- WHAT TO WORK ON
Your task is to copy every line of the records below that contains "color".

- Dataset excerpts
-------------------------
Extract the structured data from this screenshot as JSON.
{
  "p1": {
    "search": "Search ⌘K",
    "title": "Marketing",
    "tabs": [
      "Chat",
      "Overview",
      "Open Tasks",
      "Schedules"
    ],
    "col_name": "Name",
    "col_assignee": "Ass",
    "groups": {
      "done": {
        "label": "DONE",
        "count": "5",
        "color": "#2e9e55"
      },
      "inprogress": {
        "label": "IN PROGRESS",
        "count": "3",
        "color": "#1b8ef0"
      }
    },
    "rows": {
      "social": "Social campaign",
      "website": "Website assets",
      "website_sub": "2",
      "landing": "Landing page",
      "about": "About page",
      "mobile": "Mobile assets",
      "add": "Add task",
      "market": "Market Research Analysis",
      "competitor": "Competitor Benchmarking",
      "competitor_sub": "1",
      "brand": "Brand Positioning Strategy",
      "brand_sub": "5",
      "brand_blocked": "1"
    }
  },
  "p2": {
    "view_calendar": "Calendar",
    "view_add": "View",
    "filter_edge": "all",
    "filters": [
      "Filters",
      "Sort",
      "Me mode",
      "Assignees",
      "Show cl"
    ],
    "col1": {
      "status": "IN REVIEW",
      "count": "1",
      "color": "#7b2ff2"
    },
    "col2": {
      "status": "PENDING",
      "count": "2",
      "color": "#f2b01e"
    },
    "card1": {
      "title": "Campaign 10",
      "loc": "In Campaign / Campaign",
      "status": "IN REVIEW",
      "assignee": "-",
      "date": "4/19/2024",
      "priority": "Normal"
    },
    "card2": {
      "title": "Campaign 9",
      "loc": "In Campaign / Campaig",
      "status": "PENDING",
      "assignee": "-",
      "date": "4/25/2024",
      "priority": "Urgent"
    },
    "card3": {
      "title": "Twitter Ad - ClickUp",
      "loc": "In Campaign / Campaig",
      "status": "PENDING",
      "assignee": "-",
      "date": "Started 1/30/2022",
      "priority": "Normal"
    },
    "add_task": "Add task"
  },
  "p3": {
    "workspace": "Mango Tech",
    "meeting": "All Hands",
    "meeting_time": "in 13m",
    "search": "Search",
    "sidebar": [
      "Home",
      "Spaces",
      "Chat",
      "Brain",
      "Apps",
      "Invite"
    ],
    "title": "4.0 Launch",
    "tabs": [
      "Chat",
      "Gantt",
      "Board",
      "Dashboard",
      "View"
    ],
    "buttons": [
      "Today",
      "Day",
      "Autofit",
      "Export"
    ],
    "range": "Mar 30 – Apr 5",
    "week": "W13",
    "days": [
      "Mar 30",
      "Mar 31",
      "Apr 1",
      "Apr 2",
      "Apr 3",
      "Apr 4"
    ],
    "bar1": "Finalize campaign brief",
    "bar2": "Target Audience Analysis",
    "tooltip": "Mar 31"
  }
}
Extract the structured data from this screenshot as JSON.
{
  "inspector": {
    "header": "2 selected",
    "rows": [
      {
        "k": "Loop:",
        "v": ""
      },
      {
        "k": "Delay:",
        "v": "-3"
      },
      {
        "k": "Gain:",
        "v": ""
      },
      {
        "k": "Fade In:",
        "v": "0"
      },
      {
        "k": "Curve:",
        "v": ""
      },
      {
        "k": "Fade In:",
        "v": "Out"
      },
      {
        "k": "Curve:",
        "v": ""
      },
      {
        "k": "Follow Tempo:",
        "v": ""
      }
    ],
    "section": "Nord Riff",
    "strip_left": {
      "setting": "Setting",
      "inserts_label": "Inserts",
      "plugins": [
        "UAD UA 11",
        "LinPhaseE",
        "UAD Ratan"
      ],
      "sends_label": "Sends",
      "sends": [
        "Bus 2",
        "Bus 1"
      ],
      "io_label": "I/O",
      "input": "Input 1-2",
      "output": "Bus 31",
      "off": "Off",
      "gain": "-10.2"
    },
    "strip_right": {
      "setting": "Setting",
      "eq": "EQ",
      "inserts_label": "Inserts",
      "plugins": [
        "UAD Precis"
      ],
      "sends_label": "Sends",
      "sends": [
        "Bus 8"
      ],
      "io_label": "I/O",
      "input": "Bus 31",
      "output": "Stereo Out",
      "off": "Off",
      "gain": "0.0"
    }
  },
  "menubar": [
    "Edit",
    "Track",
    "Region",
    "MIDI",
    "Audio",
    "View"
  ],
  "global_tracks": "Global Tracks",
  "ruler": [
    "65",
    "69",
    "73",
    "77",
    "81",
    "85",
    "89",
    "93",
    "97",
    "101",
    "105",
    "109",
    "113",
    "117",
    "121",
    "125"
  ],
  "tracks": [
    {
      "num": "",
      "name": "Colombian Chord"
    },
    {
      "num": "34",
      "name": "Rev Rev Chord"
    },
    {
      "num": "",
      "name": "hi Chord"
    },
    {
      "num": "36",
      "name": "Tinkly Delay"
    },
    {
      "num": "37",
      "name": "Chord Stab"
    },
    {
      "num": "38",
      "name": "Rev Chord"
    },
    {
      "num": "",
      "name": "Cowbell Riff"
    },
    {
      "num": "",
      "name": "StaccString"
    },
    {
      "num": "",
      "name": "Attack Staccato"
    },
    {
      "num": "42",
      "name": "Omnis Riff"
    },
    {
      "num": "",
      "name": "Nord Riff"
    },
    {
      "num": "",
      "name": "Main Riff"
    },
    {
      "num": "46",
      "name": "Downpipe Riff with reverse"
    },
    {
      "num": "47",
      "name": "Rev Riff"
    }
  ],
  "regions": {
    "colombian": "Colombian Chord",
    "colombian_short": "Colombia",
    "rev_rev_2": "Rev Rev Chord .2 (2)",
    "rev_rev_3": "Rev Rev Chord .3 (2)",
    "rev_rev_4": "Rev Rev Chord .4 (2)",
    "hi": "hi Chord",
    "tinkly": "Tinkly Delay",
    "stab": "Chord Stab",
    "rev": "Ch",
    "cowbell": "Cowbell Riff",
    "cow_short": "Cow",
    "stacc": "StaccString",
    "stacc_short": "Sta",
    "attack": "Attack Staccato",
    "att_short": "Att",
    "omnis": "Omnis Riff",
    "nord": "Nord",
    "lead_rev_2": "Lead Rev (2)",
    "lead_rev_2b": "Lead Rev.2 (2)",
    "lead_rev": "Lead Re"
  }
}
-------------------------
- OUTPUT OF THE TASK
        "color": "#2e9e55"
        "color": "#1b8ef0"
      "color": "#7b2ff2"
      "color": "#f2b01e"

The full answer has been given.